BUFFALO -- Mark Poloncarz walks to a bookshelf that lines the bottom half of one wall of his office in downtown Buffalo.
He grabs a two-inch thick tome bound in a blue cover, carries it to his desk and drops it with a thud. This is the Holy Grail for Buffalo Bills fans. It is the road map and instruction manual that they believe will keep NFL football in Western New York.
"We say this is ironclad," says Poloncarz, the executive of Erie County where the Bills' stadium is located. "We believe this is ironclad."
As Poloncarz talks, he keeps resting his left hand on the book as if it's 600 pages of comfort. It contains the 10-year lease between Erie County, New York state and the Bills, a team that has been in Western New York since it joined the AFL in 1959.
Buffalo is a city without a glittering downtown and with winds on the express train from Michigan. But it also has this blue book, which carries weight, literally and figuratively.
The lease is thicker than some NASA manuals, heavier than most bibles and, economically speaking, vitally important. Because Poloncarz and other local officials believe the lease binds the Bills to Buffalo at least through 2020, which they believe gives the community enough time to figure out the best and most secure plan to ensure the Bills never leave.
Los Angeles or London can call all they want. Erie County's lease won't let the Bills move.
"They're locked in," Poloncarz says.
Poloncarz is talking because on March 25, Ralph Wilson, the only owner the Bills ever had, died at the age of 95. That left uncertainty about future ownership, because the team will not go to Wilson's heirs. Though his wife Mary has controlling interest, the team will be sold.
Buffalo is a cold-weather city with an NFL team; cynics call it Green Bay near the Niagara.

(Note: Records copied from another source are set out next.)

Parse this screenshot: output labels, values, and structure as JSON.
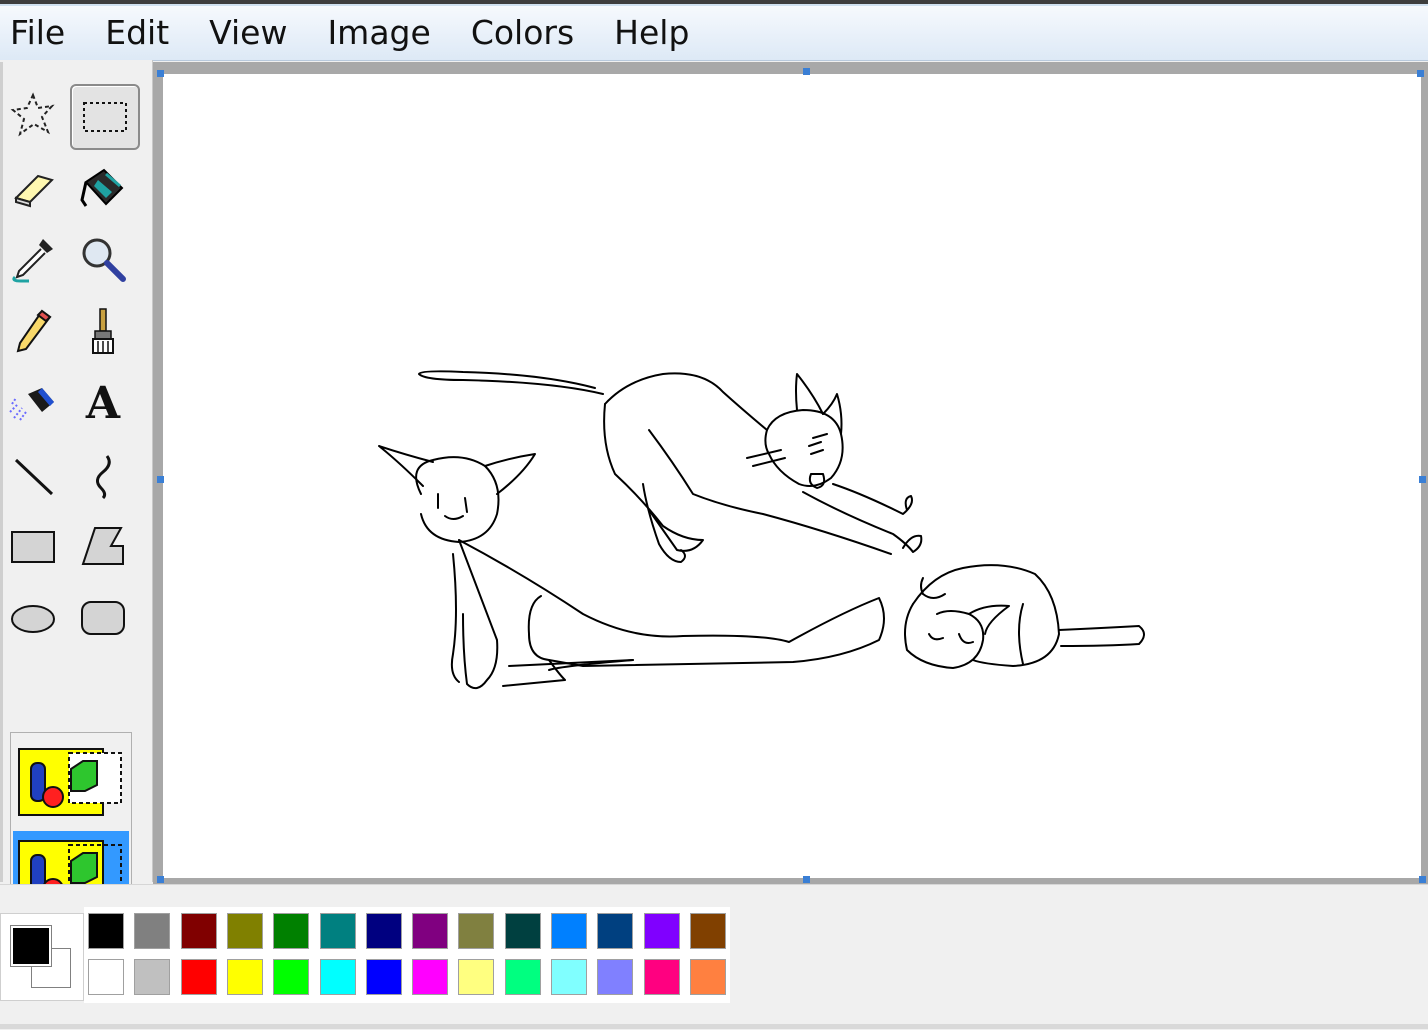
{
  "menu": {
    "items": [
      "File",
      "Edit",
      "View",
      "Image",
      "Colors",
      "Help"
    ]
  },
  "toolbox": {
    "tools": [
      {
        "name": "free-form-select-icon",
        "selected": false
      },
      {
        "name": "rectangle-select-icon",
        "selected": true
      },
      {
        "name": "eraser-icon",
        "selected": false
      },
      {
        "name": "fill-bucket-icon",
        "selected": false
      },
      {
        "name": "color-picker-icon",
        "selected": false
      },
      {
        "name": "magnifier-icon",
        "selected": false
      },
      {
        "name": "pencil-icon",
        "selected": false
      },
      {
        "name": "brush-icon",
        "selected": false
      },
      {
        "name": "airbrush-icon",
        "selected": false
      },
      {
        "name": "text-icon",
        "selected": false
      },
      {
        "name": "line-icon",
        "selected": false
      },
      {
        "name": "curve-icon",
        "selected": false
      },
      {
        "name": "rectangle-icon",
        "selected": false
      },
      {
        "name": "polygon-icon",
        "selected": false
      },
      {
        "name": "ellipse-icon",
        "selected": false
      },
      {
        "name": "rounded-rectangle-icon",
        "selected": false
      }
    ],
    "text_tool_glyph": "A",
    "selection_options": [
      {
        "name": "opaque-selection-icon",
        "selected": false
      },
      {
        "name": "transparent-selection-icon",
        "selected": true
      }
    ]
  },
  "colors": {
    "foreground": "#000000",
    "background": "#ffffff",
    "palette_top": [
      "#000000",
      "#808080",
      "#800000",
      "#808000",
      "#008000",
      "#008080",
      "#000080",
      "#800080",
      "#808040",
      "#004040",
      "#0080ff",
      "#004080",
      "#8000ff",
      "#804000"
    ],
    "palette_bottom": [
      "#ffffff",
      "#c0c0c0",
      "#ff0000",
      "#ffff00",
      "#00ff00",
      "#00ffff",
      "#0000ff",
      "#ff00ff",
      "#ffff80",
      "#00ff80",
      "#80ffff",
      "#8080ff",
      "#ff0080",
      "#ff8040"
    ],
    "workspace": "#a8a8a8",
    "handle": "#3a7fd5",
    "selected_option": "#3399ff"
  }
}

Buffalo's downtown would fit in one block of New York City, and its waterfront is a curious mixture of highways, overpasses, industry and public use. It has no Fortune 500 companies, and its unemployment rate hovers at or near 10 percent.
Los Angeles or New York or Boston or Chicago or San Francisco it's not.
The unknown leads to uncertainty.
Just down the street from the stadium named after the Bills founder and owner, 28-year-old Corey Huber tends bar at a small pub called Tailgaters.
"Everybody keeps thinking," Huber says, "we're going to lose the team."
The Anchor Bar, located a short distance from downtown, is the place where the signature sauce for Buffalo chicken wings was invented. Ivano Toscani has managed the bar for decades, and its walls are lined with photos of the well-known who have stopped to taste the original Buffalo chicken wing.
"People know that they're gonna move eventually ... " Toscani says in broken English of the Bills. "It would be a big loss."
"I think it's a matter of time before they actually move," says Kenny Boone, a counselor in the Buffalo school system, who started the conversation by talking optimistically about how long the Bills would stay in town.
Maybe it's small-town fatalism, an extension of the Cleveland syndrome. The Browns, after all, left Cleveland from 1996 to 1998. But former Browns owner Art Modell put himself in serious debt, something Wilson never did. That it happened at all, though, has drawn notice.